MISSISSAUGA, ON, Sept. 17, 2015 /CNW/ - This year during Hunger Awareness Week (September 21 – 25), Food Banks Canada will be interrupting our fascination with food to instead bring focus to hunger.
Canadians are obsessed with talking about the food we're cooking and the meals we're having. We discuss the restaurants we're going to or want to visit with wild excitement. We photograph our food and share it on social media channels. Every day, close to ten thousand Canadians use hashtags like #food, #nomnomnom, #yummy and #foodie*. By comparison, #endhunger and #hunger are used on average less than 400 times a day*.
Yet, as the foodie movement continues to gain momentum, so too does hunger in this country. During any given week, more than 200,000 Canadians visit food banks, including almost 70,000 children**. Food banks usage has increased by 25 per cent over the last seven years.
What if hunger had its own voice?
To help bring attention to this important issue, hunger will have its own voice on Twitter during Hunger Awareness Week. Using the handle @CanadianHunger, the voice of hunger will interact with food-obsessed Canadians in an effort to break through food-related discussions. Follow the conversation at #TweetsOfHunger.

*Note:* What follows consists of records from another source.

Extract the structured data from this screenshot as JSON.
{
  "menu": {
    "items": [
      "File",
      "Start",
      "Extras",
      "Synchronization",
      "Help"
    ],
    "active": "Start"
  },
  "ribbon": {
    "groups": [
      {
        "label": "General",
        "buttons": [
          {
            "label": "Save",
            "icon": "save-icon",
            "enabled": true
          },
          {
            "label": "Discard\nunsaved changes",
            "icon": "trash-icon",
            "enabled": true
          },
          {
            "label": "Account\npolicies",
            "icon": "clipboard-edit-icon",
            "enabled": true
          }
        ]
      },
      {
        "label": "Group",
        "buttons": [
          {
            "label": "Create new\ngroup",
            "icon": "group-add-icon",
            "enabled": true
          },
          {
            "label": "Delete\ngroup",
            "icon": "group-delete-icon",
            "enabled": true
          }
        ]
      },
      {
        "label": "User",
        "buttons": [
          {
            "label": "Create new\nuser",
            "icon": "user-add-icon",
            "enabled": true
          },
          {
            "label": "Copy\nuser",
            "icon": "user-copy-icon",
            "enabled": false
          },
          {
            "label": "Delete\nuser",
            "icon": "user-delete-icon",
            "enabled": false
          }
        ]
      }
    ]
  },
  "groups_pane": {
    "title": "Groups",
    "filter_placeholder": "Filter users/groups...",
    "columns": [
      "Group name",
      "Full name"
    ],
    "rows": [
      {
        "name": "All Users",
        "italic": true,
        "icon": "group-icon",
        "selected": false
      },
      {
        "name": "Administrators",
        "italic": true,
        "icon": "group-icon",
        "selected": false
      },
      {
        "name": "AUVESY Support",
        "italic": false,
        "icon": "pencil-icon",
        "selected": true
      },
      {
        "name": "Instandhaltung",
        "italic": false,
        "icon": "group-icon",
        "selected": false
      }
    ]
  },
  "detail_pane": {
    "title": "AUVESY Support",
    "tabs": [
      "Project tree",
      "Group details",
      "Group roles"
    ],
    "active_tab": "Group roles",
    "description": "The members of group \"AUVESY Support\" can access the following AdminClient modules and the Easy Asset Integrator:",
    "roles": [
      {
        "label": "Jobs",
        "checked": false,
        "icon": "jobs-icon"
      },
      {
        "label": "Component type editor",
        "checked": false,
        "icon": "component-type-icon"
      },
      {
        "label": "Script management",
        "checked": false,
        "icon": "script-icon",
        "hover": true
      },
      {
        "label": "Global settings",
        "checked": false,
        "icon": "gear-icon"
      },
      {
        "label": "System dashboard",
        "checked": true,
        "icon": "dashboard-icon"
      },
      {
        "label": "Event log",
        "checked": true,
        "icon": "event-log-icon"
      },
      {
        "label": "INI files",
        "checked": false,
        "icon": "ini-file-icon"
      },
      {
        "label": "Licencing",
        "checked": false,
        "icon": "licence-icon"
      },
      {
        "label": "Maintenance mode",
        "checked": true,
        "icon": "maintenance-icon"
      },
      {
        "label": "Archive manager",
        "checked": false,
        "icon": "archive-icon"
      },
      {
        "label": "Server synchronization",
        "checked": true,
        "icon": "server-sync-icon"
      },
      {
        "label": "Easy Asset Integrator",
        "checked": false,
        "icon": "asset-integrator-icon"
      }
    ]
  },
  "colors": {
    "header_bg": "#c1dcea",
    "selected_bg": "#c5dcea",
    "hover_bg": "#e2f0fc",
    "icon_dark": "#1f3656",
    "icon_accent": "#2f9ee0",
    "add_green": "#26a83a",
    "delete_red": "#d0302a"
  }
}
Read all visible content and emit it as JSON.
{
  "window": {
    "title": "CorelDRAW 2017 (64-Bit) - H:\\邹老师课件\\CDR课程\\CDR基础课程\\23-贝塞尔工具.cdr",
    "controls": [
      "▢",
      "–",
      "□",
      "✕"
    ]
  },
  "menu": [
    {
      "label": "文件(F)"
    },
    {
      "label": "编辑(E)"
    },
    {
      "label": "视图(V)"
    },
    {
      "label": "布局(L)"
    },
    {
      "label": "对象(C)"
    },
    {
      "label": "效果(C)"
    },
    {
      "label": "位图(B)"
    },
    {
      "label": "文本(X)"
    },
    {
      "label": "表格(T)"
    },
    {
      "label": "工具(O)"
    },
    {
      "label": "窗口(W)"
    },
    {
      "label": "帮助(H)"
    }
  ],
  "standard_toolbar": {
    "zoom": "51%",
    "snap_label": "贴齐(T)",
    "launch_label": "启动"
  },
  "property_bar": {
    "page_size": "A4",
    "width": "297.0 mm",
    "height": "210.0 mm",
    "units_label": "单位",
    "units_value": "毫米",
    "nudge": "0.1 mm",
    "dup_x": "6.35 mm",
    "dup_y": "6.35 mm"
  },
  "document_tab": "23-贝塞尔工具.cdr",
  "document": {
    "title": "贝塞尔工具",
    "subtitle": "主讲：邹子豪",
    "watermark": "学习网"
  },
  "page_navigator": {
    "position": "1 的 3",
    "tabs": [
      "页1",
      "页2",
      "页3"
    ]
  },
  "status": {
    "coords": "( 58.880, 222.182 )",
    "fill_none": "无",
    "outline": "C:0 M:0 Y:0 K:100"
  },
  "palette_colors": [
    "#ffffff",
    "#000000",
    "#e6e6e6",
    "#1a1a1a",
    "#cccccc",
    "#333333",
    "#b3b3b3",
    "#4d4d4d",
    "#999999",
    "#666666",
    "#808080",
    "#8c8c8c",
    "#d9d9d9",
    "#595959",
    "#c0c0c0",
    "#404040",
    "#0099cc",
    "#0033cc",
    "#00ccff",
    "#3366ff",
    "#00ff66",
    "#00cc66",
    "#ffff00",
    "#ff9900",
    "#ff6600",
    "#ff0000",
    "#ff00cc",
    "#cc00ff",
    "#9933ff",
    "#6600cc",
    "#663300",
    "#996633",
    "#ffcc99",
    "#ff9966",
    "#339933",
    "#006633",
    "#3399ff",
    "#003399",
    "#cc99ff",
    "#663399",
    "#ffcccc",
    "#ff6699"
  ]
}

To bring further focus to the hunger issue, Food Banks Canada will also be releasing a sharable 30-second video featuring the everyday challenges of a food insecure family https://youtu.be/ru3AFJD1LxU.
"Food Banks Canada is taking a new approach to Hunger Awareness Week this year," says Katharine Schmidt, Executive Director, Food Banks Canada. "With food-related conversation being abundant on social media channels, we recognized an opportunity to help the voice of hunger be considered in this busy space. We are asking Canadians to stop and take a moment out of their food-crazed lives to consider the other side of things: hunger. Together, Canadians can make an impact on the solvable issue of hunger and find solutions in communities across the country."
Food banks across the country will be supporting Hunger Awareness Week by inviting community residents and businesses to participate in local events and activities.
The National Hunger Awareness Week campaign was developed and will be supported by PRAXIS. Studio M produced the program's video content.
About Hunger Awareness Week
Hunger Awareness Week (hungerawarenessweek.ca) was created in 2006 to provide food banks with an opportunity to educate about the reality of hunger in Canada and to encourage all Canadians to make a choice to help those in need. This is the first year that Hunger Awareness Week is being held in September. Together, Canadians can make an impact on the solvable issue of hunger in Canada. Follow the conversation at #HungerWeek.
About Food Banks Canada
Food Banks Canada supports a unique network of over 3,000 food-related organizations in every province and territory that assists close to 850,000 Canadians each month. Together our network shares over 200 million pounds of essential safe quality food annually, provides social programs that help to foster self-sufficiency, and advocates for policy change that will help create a Canada where no one goes hungry. Follow Food Banks Canada at Facebook.com/FoodBanksCanada and @FoodBanksCanada.
*Canadian statistics, based on hashtag use as determined by Sysomos.com, analysis July 2015. Hunger could include non-hunger issue related hunger mentions as well.
**Source: HungerCount 2014, Food Banks Canada. For the complete 2014 HungerCount report please go to foodbankscanada.ca/hungercount.
SOURCE Food Banks Canada
Video with caption: "Video: Hunger Awareness Week 2015 #HungerWeek". Video available at: https://youtu.be/ru3AFJD1LxU
Image with caption: "Hunger Awareness Week - Let's Bring Some Focus to Hunger (CNW Group/Food Banks Canada)". Image available at: http://photos.newswire.ca/images/download/20150917_C4039_PHOTO_EN_499393.jpg
For further information: Media Contacts: Karen Krugel / Shauna Marshall, PRAXIS, Karen@praxispr.ca / Shauna@praxispr.ca, Office: 905-949-8255 x 238 / x 232, Cell: 416-559-9200 / 647-502-4600